── RECORDS FOR THE EXERCISE

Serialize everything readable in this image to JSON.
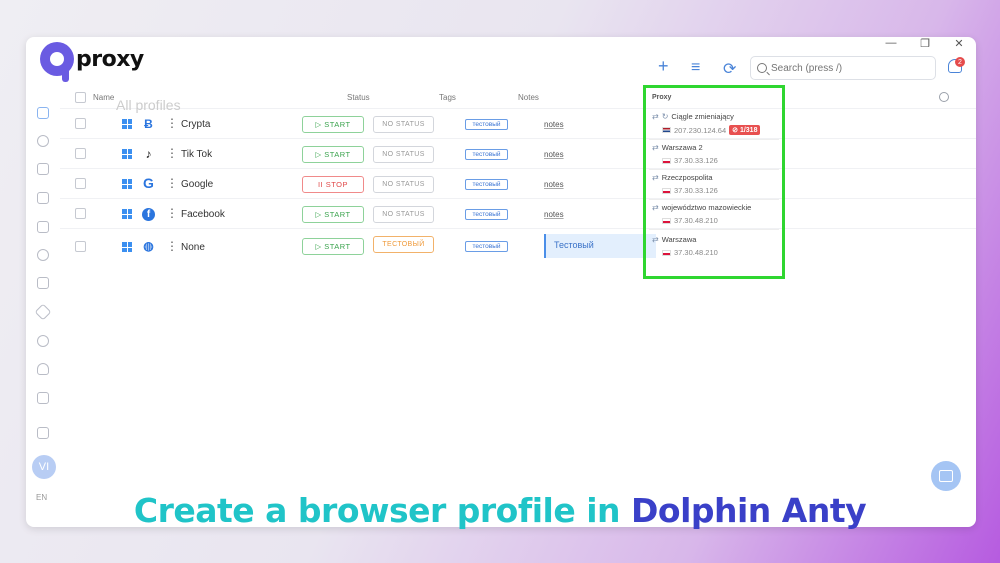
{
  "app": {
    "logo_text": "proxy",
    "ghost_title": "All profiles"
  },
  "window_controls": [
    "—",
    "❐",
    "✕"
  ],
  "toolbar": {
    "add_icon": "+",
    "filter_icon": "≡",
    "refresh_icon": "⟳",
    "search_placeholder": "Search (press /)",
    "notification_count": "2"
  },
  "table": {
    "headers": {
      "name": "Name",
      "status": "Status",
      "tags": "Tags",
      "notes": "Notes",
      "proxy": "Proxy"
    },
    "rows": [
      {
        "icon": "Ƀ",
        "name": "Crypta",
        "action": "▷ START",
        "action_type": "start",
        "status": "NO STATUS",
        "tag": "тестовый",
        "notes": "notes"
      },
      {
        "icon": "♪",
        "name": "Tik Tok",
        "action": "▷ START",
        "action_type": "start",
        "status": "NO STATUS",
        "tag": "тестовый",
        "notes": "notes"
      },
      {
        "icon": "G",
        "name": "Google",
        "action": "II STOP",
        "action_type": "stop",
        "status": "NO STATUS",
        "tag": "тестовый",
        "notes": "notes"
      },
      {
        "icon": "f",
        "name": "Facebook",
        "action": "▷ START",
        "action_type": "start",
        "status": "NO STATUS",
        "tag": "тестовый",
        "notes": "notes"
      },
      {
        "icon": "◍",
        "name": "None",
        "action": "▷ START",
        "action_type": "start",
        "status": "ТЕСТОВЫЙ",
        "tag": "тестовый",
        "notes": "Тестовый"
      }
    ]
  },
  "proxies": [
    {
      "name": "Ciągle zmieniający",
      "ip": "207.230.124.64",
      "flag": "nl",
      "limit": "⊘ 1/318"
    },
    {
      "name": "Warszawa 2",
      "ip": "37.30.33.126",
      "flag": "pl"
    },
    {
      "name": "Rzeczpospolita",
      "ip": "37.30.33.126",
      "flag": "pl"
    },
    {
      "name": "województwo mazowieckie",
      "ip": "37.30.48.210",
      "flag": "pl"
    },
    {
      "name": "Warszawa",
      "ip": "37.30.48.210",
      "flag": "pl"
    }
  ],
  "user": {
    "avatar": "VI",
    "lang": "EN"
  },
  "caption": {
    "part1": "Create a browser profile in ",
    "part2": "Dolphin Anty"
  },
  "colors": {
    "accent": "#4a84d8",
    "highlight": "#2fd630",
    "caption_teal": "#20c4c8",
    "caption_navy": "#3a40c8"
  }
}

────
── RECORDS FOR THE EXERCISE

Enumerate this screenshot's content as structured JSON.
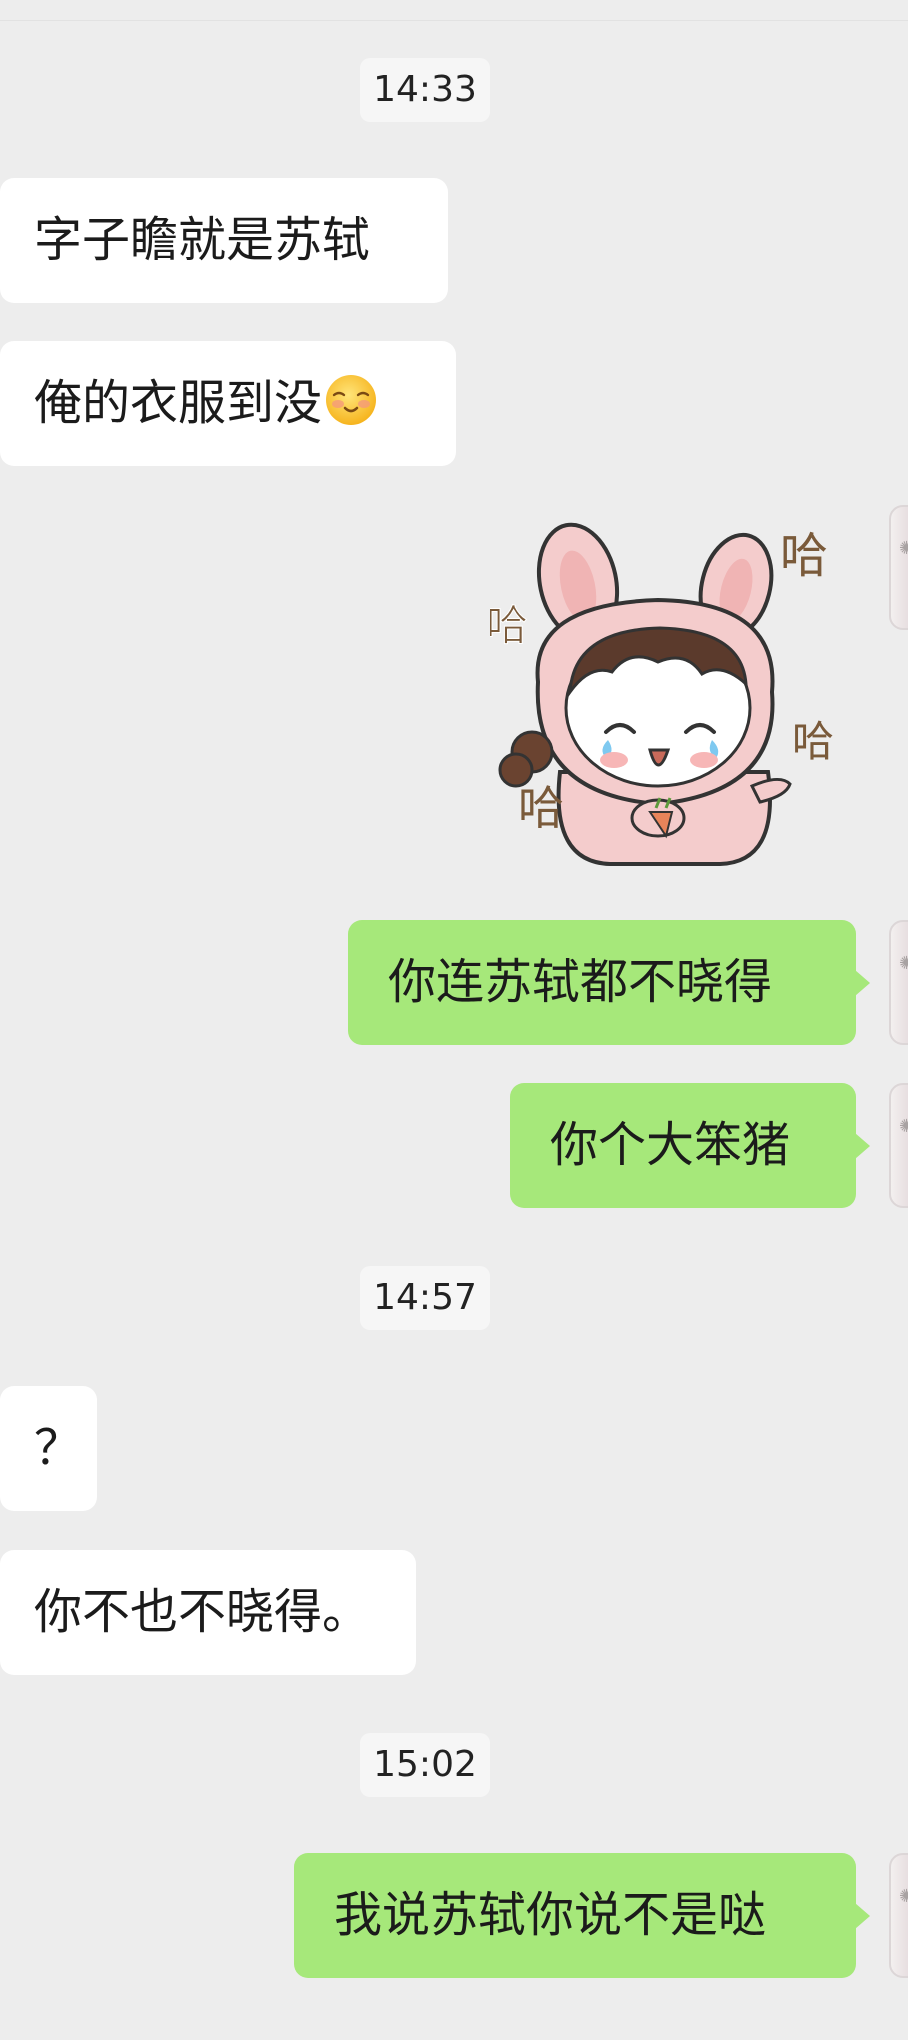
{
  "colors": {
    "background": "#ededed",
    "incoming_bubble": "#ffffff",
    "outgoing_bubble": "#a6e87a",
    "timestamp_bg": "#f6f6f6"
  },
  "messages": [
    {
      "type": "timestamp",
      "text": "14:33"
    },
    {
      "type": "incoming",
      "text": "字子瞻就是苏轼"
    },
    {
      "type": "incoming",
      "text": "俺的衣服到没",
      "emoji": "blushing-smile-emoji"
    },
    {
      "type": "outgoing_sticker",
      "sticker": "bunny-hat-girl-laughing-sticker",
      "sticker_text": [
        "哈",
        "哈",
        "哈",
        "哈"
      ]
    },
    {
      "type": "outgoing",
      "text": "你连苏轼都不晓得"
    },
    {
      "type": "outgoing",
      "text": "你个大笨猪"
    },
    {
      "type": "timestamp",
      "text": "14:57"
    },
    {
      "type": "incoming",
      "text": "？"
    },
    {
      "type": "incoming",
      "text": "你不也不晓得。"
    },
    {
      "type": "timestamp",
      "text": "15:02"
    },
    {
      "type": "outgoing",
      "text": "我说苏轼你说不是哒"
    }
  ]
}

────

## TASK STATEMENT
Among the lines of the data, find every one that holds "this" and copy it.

## THE ANSWER
Serialize everything readable in this image to JSON.
Enumerate this screenshot's content as structured JSON.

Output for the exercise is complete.